### [Exercise details]
In the entries that follow, find each line with the word "dropdown" and copy it.
(Beginning of Source information)
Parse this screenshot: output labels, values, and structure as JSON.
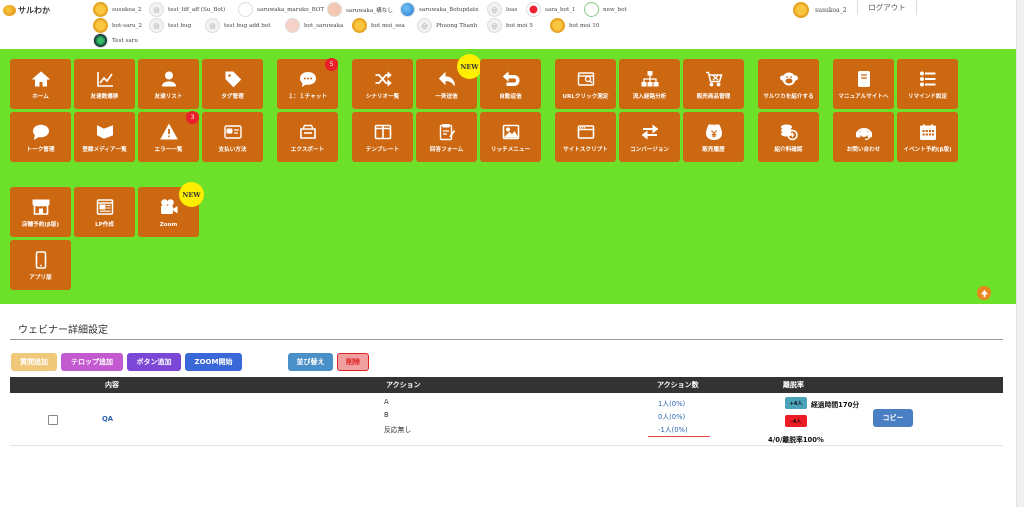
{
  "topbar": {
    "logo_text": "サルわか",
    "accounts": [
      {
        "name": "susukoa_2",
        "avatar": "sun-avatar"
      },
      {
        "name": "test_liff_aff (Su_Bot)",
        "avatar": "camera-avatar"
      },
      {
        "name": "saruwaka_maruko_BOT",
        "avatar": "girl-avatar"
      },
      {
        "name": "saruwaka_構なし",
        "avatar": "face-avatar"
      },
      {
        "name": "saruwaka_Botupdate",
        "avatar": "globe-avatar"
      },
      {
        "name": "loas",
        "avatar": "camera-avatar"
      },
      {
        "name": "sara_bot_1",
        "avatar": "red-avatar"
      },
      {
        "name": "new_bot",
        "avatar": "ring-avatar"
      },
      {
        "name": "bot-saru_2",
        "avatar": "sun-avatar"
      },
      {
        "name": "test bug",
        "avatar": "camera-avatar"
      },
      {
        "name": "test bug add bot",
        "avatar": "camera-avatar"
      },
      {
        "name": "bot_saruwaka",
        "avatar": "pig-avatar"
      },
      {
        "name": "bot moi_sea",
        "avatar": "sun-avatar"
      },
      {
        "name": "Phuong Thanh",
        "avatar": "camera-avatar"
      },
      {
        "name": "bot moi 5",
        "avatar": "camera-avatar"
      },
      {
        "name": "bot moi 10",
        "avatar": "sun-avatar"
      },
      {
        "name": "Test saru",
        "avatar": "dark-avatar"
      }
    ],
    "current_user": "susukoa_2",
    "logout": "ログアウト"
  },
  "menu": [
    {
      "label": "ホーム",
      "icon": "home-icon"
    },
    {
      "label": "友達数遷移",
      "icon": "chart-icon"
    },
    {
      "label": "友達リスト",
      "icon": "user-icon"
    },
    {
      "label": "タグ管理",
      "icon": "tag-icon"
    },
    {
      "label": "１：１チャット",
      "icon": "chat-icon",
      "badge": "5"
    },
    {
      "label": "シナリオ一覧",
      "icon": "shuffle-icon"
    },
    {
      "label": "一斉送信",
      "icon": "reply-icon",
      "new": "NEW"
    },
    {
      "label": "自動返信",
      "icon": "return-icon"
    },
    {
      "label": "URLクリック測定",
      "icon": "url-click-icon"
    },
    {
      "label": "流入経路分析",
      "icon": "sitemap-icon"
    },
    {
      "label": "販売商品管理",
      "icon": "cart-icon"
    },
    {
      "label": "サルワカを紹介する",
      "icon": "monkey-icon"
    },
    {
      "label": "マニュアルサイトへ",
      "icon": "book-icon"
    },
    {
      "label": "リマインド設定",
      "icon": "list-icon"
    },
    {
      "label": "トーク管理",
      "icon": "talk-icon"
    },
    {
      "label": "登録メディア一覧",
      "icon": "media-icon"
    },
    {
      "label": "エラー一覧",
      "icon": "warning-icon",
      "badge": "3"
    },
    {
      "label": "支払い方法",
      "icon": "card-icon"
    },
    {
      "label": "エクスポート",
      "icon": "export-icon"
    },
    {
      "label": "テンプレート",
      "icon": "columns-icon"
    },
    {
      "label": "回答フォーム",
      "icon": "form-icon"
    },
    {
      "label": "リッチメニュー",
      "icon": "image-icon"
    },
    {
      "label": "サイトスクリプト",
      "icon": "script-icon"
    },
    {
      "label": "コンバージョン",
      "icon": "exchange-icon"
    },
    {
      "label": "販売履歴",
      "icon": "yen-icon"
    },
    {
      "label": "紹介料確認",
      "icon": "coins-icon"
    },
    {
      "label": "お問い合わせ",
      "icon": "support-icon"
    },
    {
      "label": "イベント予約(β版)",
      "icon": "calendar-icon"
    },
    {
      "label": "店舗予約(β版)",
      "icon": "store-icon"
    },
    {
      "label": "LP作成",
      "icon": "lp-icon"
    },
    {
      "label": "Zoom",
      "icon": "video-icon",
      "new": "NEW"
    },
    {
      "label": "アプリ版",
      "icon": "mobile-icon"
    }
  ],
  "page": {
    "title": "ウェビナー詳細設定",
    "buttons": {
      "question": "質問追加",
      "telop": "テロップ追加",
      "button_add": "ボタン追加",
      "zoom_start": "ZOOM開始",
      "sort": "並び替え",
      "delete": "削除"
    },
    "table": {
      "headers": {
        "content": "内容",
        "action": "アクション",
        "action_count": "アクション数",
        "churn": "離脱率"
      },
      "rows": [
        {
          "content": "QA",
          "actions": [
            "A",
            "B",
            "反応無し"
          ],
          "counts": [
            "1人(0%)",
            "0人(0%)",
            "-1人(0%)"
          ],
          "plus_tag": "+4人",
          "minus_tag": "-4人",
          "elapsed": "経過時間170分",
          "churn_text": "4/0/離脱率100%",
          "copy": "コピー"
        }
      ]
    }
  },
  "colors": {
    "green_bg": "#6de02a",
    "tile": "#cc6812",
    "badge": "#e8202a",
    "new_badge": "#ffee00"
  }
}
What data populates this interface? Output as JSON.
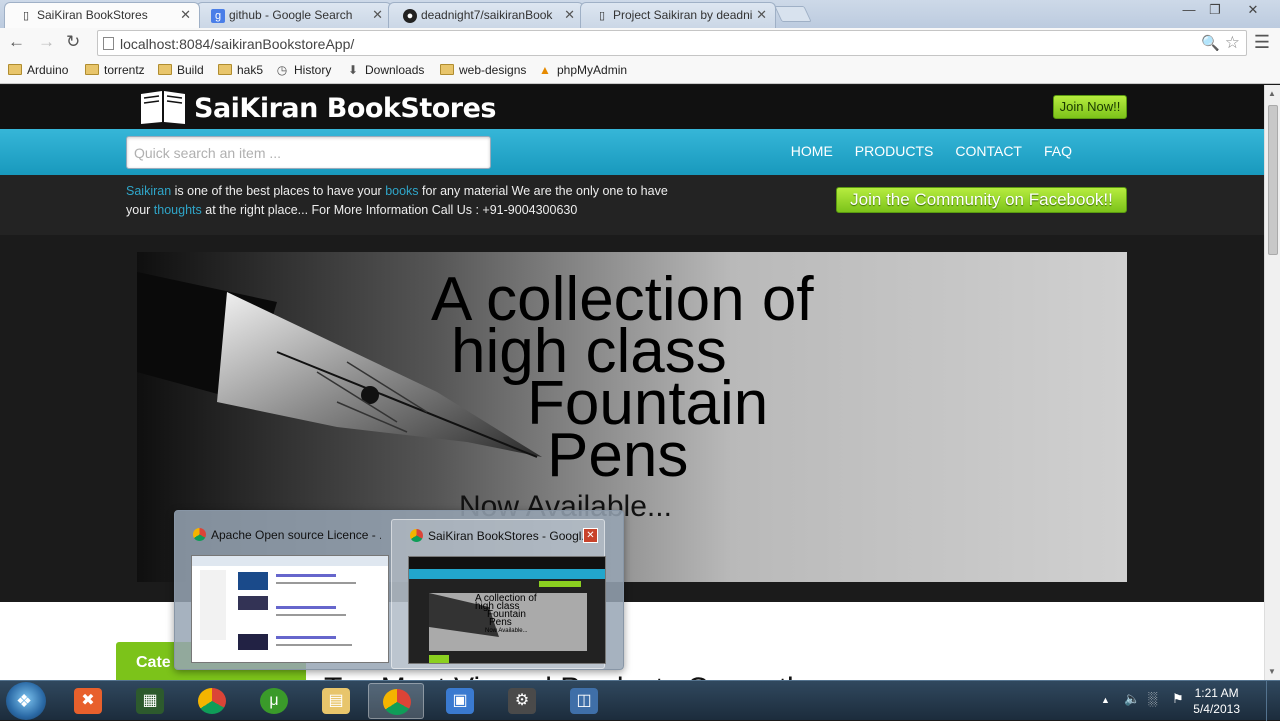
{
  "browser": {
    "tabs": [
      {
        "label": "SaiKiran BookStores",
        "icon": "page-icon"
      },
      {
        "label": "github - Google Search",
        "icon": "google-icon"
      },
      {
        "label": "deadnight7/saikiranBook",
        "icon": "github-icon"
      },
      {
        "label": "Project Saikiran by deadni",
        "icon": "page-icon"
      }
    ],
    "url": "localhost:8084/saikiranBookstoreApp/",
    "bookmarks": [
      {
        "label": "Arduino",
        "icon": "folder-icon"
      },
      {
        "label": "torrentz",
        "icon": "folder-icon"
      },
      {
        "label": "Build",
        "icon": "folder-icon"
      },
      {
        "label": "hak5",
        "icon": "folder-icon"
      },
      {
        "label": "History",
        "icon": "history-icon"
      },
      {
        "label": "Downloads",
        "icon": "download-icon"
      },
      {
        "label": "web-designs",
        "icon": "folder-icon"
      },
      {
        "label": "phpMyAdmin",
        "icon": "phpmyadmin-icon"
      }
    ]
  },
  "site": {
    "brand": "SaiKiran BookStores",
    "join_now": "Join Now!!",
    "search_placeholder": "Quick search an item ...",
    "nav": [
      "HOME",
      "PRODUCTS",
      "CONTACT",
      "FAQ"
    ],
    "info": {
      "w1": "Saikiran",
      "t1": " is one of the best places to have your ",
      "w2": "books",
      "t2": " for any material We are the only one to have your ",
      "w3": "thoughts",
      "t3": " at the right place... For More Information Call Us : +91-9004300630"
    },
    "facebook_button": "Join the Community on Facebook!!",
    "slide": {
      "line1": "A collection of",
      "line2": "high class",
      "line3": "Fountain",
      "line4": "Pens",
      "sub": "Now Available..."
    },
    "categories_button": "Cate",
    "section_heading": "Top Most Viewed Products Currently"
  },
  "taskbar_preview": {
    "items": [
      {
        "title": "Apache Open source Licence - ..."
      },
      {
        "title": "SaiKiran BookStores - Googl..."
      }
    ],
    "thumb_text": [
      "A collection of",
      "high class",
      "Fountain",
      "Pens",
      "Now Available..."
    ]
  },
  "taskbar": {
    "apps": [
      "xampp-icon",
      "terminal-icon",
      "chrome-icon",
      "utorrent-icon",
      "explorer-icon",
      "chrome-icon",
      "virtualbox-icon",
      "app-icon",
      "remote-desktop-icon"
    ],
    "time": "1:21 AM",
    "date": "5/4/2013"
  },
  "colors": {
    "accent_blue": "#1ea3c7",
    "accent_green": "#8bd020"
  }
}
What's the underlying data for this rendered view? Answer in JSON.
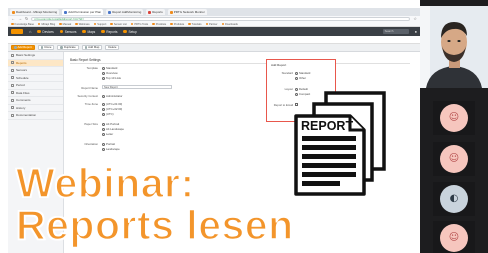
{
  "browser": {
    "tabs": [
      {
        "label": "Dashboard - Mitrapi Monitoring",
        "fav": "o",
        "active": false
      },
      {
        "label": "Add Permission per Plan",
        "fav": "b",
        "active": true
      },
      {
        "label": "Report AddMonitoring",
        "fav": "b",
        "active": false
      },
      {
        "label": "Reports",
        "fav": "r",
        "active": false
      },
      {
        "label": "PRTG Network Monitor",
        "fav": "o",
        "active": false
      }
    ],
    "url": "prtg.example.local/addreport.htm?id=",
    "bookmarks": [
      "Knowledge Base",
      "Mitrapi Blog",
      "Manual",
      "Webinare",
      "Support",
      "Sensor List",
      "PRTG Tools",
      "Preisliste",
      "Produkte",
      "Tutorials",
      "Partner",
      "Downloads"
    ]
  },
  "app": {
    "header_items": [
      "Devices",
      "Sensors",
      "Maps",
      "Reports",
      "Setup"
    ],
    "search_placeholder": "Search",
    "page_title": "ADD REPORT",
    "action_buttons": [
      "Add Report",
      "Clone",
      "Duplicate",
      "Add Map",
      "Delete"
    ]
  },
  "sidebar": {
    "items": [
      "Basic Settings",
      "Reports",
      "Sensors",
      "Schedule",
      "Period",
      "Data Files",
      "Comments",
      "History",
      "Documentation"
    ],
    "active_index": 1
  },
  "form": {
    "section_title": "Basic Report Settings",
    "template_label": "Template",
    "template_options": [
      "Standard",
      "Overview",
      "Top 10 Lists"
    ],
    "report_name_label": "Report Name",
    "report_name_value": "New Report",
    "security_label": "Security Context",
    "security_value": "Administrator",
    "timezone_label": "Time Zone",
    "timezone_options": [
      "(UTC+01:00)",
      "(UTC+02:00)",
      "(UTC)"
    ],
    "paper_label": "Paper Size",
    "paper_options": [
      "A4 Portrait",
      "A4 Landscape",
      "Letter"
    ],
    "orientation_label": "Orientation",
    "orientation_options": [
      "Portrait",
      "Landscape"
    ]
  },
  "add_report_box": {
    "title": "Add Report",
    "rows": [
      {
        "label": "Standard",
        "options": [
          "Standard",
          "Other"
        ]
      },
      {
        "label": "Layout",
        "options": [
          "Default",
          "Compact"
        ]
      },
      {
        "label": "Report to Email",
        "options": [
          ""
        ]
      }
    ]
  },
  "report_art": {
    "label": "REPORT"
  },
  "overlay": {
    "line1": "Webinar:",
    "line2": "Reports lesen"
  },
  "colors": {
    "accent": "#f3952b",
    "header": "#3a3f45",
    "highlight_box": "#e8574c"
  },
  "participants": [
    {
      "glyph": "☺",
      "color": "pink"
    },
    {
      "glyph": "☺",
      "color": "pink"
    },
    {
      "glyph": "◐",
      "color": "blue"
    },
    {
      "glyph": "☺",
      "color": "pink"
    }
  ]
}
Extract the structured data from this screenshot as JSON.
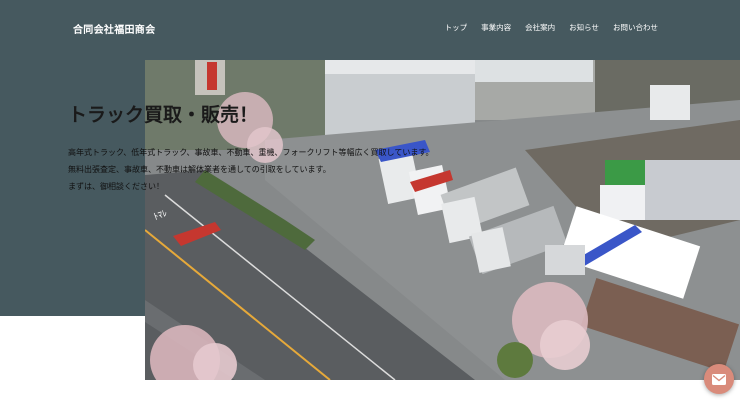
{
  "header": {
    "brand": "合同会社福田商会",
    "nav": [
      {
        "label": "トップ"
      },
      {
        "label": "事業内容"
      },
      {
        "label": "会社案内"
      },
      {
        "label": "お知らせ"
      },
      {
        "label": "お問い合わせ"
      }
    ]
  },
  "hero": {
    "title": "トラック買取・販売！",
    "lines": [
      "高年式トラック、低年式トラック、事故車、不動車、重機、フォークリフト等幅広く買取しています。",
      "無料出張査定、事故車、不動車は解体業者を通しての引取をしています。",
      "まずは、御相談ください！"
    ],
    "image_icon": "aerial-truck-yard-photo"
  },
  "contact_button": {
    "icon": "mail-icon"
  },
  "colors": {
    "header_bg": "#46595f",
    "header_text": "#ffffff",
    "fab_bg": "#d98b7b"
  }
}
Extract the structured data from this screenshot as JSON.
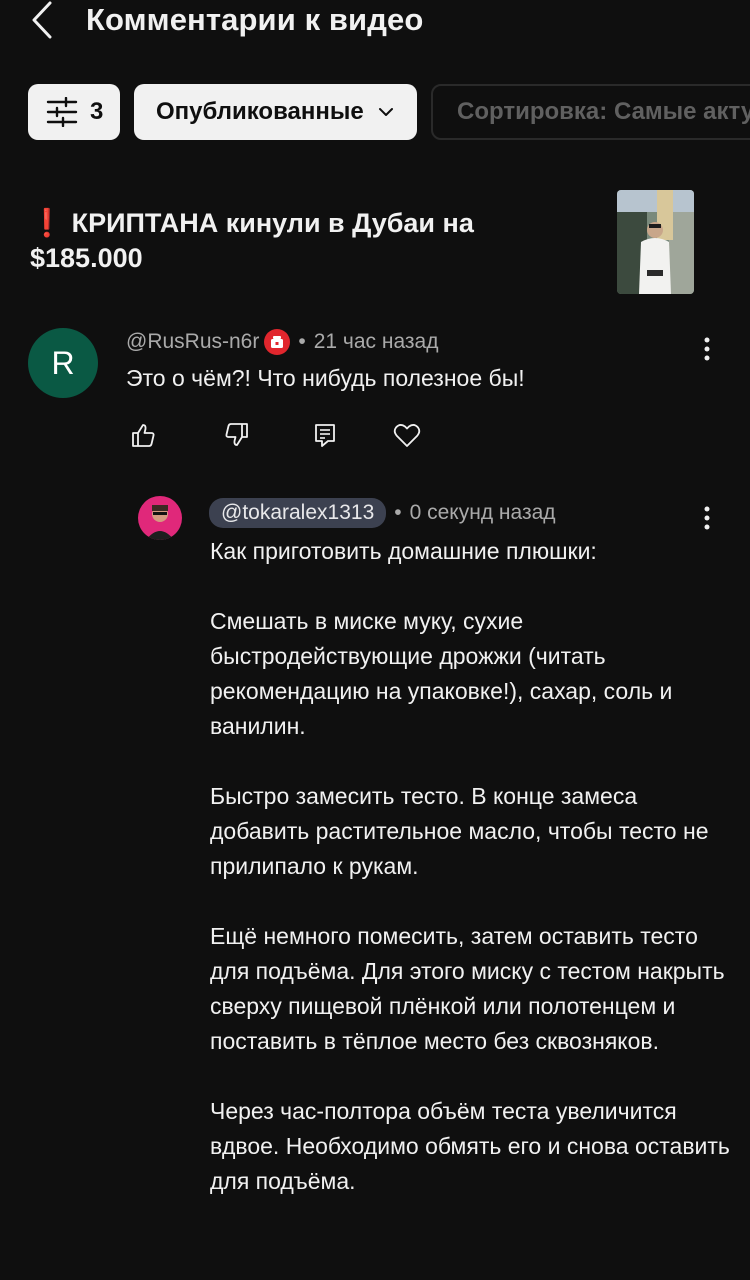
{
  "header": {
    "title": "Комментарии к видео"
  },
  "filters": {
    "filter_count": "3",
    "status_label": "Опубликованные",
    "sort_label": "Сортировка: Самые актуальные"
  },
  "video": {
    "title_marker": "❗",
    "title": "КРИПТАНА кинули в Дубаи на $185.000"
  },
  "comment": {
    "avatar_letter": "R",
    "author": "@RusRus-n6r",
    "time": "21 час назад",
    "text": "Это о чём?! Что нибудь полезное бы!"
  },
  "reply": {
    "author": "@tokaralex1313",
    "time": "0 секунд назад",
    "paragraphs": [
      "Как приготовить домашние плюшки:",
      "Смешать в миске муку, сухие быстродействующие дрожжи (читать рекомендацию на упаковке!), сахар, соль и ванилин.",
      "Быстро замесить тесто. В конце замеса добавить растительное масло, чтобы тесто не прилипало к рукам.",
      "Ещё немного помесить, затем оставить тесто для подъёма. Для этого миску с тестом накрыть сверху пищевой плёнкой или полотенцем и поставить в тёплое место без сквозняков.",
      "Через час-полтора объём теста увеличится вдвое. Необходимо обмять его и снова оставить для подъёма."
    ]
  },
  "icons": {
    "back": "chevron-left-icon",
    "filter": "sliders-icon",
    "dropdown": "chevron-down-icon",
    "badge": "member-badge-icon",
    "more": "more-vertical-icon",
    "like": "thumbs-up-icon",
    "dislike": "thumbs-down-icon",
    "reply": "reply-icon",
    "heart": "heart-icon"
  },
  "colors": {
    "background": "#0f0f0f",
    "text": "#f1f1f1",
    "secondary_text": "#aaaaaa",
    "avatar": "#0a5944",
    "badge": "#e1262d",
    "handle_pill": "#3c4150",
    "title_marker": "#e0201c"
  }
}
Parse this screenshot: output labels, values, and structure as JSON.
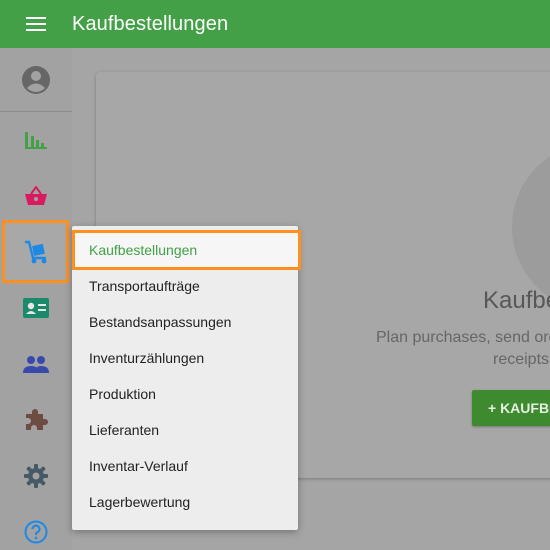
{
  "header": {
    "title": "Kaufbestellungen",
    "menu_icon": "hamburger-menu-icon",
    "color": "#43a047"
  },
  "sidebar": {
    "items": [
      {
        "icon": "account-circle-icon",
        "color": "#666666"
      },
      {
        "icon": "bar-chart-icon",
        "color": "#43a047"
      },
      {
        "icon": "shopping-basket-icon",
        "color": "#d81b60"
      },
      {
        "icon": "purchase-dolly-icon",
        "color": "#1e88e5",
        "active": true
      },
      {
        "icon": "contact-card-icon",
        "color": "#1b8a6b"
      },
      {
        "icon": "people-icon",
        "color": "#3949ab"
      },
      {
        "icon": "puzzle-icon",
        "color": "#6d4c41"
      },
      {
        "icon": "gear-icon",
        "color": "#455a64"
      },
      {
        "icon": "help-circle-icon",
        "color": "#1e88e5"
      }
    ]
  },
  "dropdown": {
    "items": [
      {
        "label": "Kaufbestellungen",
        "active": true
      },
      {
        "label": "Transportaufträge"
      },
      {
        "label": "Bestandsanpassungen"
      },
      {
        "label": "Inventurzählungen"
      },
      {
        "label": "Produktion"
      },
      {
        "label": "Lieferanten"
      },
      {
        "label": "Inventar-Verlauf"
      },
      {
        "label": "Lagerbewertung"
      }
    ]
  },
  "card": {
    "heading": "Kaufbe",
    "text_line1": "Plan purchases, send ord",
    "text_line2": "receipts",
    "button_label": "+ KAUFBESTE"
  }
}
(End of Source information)
### [Answer section]
    "dropdown": "chevron-down-icon",
  "dropdown": {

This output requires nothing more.